Oct
21
comment Foreach variable in closure
Read the whole answer to the question you linked to. It answers your question.
Oct
21
awarded  Nice Answer
Oct
20
revised Get all possible distinct triples using LINQ
added 284 characters in body
Oct
20
comment Getting null from a LINQ query even though I have matching result(s)
@vc74: Ah, I understand the thrust of your question now. You want to iterate over the accounts, keeping track as you go of "the first GBP I saw was..." and so on, so that if you find a USD you bail out immediately, and then if you make it to the end without finding one, you already know whether you have a GBP, etc. That's a nice idea and yes, some kind of accumulator would work. I don't know of any off-the-shelf part that does that but it would be pretty straightforward to build one.

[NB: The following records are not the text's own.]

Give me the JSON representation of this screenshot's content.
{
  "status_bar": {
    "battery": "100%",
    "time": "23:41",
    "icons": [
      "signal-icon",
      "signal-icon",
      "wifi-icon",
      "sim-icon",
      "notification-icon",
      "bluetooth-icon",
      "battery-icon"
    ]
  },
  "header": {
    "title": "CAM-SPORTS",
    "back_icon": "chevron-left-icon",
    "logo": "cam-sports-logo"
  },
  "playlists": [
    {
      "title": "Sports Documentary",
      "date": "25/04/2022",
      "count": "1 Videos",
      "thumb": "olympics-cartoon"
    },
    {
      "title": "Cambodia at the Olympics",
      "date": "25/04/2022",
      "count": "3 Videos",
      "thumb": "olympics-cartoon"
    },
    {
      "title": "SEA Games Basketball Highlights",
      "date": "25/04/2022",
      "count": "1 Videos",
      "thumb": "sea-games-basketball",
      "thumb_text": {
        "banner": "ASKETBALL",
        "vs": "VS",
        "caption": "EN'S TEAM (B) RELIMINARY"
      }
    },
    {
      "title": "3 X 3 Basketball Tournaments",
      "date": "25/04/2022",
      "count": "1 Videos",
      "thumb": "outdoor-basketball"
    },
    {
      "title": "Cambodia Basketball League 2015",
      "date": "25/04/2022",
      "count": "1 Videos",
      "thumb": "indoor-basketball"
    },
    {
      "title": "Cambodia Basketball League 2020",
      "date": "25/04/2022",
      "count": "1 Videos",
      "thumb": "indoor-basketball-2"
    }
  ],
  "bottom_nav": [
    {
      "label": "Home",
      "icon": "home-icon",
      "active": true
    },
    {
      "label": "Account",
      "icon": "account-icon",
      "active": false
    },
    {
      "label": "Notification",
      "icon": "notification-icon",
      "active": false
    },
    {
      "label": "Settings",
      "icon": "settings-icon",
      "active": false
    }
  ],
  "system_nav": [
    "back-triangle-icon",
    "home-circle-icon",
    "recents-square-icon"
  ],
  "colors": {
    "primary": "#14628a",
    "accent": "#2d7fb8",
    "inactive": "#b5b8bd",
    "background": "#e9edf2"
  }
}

Oct
20
comment Getting null from a LINQ query even though I have matching result(s)
@vc74: But the query given -- the second one, that works -- does have the property already that it bails out as soon as a match is found. That's why I'm confused; you seem to be asking for something you already have.
Oct
20
answered Custom struct types in memory
Oct
20
comment Custom struct types in memory
Thanks for the shout-out. This article is also relevant: blogs.msdn.com/b/ericlippert/archive/2010/09/30/…
Oct
20
comment Getting null from a LINQ query even though I have matching result(s)
@vc74: I'm not sure that I understand the thrust of your question. The list of currencies will be iterated until a match is found; each iteration of the list of currencies iterates until a matching record is found, and then it stops.
Oct
20
comment Getting null from a LINQ query even though I have matching result(s)
@Leron: You understand now that the "or default" means "if the sequence I'm looking for cannot be found, give me null", yes? The order of execution of the query is in the order it appears on the page.
Oct
20
comment Getting null from a LINQ query even though I have matching result(s)
Can you explain what you believe the "or default" part of "first or default" means? Learning why people make mistakes like this helps me design better tools to catch or prevent those mistakes.
Oct
18
awarded  Deputy
Oct
17
comment How many times in a day would System.DateTime.Now.Ticks % 1000 > 1000 return true?
Your coworker's idea is a bad idea. Extracting randomness from timing data is a task that only a tiny handful of people know how to do correctly. If you want random numbers then use a random number generator.